For this task, copy the data that follows exactly, keeping every character.

(Records from a dataset)
^^^^^^^^

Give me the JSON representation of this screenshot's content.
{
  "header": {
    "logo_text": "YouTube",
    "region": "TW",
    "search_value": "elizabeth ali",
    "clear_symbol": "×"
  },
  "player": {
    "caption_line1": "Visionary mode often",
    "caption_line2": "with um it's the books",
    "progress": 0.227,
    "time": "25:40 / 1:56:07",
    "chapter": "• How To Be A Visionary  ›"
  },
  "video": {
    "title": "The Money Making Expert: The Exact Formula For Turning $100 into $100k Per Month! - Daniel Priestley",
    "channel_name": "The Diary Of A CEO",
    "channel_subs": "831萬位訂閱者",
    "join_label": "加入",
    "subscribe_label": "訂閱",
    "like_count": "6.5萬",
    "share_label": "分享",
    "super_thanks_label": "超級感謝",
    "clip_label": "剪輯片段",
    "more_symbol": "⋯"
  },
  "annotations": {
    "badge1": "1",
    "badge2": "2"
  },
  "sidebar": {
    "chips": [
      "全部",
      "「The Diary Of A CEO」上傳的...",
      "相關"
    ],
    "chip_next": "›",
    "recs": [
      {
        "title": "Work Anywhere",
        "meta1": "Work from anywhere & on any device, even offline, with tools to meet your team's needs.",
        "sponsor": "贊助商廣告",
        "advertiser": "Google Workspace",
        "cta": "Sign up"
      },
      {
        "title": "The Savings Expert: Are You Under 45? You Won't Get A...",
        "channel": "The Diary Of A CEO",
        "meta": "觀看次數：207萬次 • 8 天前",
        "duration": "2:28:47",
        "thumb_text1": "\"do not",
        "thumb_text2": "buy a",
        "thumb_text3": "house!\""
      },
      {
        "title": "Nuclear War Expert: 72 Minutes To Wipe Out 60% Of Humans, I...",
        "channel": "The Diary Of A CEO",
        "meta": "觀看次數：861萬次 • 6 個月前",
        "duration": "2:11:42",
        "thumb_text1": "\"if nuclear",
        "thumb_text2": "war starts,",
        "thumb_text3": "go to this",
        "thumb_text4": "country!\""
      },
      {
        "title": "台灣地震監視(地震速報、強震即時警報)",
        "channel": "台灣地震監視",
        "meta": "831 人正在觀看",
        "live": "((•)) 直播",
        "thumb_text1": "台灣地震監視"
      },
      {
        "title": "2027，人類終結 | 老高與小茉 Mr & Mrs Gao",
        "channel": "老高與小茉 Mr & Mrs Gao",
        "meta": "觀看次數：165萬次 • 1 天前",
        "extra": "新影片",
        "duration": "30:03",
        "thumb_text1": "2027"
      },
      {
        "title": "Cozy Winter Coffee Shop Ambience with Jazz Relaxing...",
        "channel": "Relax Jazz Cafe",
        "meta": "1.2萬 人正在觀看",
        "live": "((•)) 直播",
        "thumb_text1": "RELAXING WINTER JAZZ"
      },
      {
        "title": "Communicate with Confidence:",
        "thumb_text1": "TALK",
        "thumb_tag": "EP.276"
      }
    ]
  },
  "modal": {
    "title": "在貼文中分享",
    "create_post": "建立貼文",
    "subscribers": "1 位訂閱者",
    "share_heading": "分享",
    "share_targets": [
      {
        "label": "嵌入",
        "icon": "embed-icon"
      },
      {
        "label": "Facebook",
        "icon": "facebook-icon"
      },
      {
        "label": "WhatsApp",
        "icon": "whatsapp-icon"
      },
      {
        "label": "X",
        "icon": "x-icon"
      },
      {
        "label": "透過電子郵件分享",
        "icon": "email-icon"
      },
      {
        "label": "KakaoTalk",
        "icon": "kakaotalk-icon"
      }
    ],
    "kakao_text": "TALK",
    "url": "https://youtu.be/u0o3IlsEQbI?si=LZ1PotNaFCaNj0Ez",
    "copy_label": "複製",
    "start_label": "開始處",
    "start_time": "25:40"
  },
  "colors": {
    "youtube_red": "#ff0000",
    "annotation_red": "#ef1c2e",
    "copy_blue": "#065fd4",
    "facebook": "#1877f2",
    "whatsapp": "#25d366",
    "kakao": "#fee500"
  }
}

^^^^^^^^

▶ [ANSWER BOX]
Give me the JSON representation of this screenshot's content.
{
  "header": {
    "logo_text": "YouTube",
    "region": "TW",
    "search_value": "elizabeth ali",
    "clear_symbol": "×"
  },
  "player": {
    "caption_line1": "Visionary mode often",
    "caption_line2": "with um it's the books",
    "progress": 0.227,
    "time": "25:40 / 1:56:07",
    "chapter": "• How To Be A Visionary  ›"
  },
  "video": {
    "title": "The Money Making Expert: The Exact Formula For Turning $100 into $100k Per Month! - Daniel Priestley",
    "channel_name": "The Diary Of A CEO",
    "channel_subs": "831萬位訂閱者",
    "join_label": "加入",
    "subscribe_label": "訂閱",
    "like_count": "6.5萬",
    "share_label": "分享",
    "super_thanks_label": "超級感謝",
    "clip_label": "剪輯片段",
    "more_symbol": "⋯"
  },
  "annotations": {
    "badge1": "1",
    "badge2": "2"
  },
  "sidebar": {
    "chips": [
      "全部",
      "「The Diary Of A CEO」上傳的...",
      "相關"
    ],
    "chip_next": "›",
    "recs": [
      {
        "title": "Work Anywhere",
        "meta1": "Work from anywhere & on any device, even offline, with tools to meet your team's needs.",
        "sponsor": "贊助商廣告",
        "advertiser": "Google Workspace",
        "cta": "Sign up"
      },
      {
        "title": "The Savings Expert: Are You Under 45? You Won't Get A...",
        "channel": "The Diary Of A CEO",
        "meta": "觀看次數：207萬次 • 8 天前",
        "duration": "2:28:47",
        "thumb_text1": "\"do not",
        "thumb_text2": "buy a",
        "thumb_text3": "house!\""
      },
      {
        "title": "Nuclear War Expert: 72 Minutes To Wipe Out 60% Of Humans, I...",
        "channel": "The Diary Of A CEO",
        "meta": "觀看次數：861萬次 • 6 個月前",
        "duration": "2:11:42",
        "thumb_text1": "\"if nuclear",
        "thumb_text2": "war starts,",
        "thumb_text3": "go to this",
        "thumb_text4": "country!\""
      },
      {
        "title": "台灣地震監視(地震速報、強震即時警報)",
        "channel": "台灣地震監視",
        "meta": "831 人正在觀看",
        "live": "((•)) 直播",
        "thumb_text1": "台灣地震監視"
      },
      {
        "title": "2027，人類終結 | 老高與小茉 Mr & Mrs Gao",
        "channel": "老高與小茉 Mr & Mrs Gao",
        "meta": "觀看次數：165萬次 • 1 天前",
        "extra": "新影片",
        "duration": "30:03",
        "thumb_text1": "2027"
      },
      {
        "title": "Cozy Winter Coffee Shop Ambience with Jazz Relaxing...",
        "channel": "Relax Jazz Cafe",
        "meta": "1.2萬 人正在觀看",
        "live": "((•)) 直播",
        "thumb_text1": "RELAXING WINTER JAZZ"
      },
      {
        "title": "Communicate with Confidence:",
        "thumb_text1": "TALK",
        "thumb_tag": "EP.276"
      }
    ]
  },
  "modal": {
    "title": "在貼文中分享",
    "create_post": "建立貼文",
    "subscribers": "1 位訂閱者",
    "share_heading": "分享",
    "share_targets": [
      {
        "label": "嵌入",
        "icon": "embed-icon"
      },
      {
        "label": "Facebook",
        "icon": "facebook-icon"
      },
      {
        "label": "WhatsApp",
        "icon": "whatsapp-icon"
      },
      {
        "label": "X",
        "icon": "x-icon"
      },
      {
        "label": "透過電子郵件分享",
        "icon": "email-icon"
      },
      {
        "label": "KakaoTalk",
        "icon": "kakaotalk-icon"
      }
    ],
    "kakao_text": "TALK",
    "url": "https://youtu.be/u0o3IlsEQbI?si=LZ1PotNaFCaNj0Ez",
    "copy_label": "複製",
    "start_label": "開始處",
    "start_time": "25:40"
  },
  "colors": {
    "youtube_red": "#ff0000",
    "annotation_red": "#ef1c2e",
    "copy_blue": "#065fd4",
    "facebook": "#1877f2",
    "whatsapp": "#25d366",
    "kakao": "#fee500"
  }
}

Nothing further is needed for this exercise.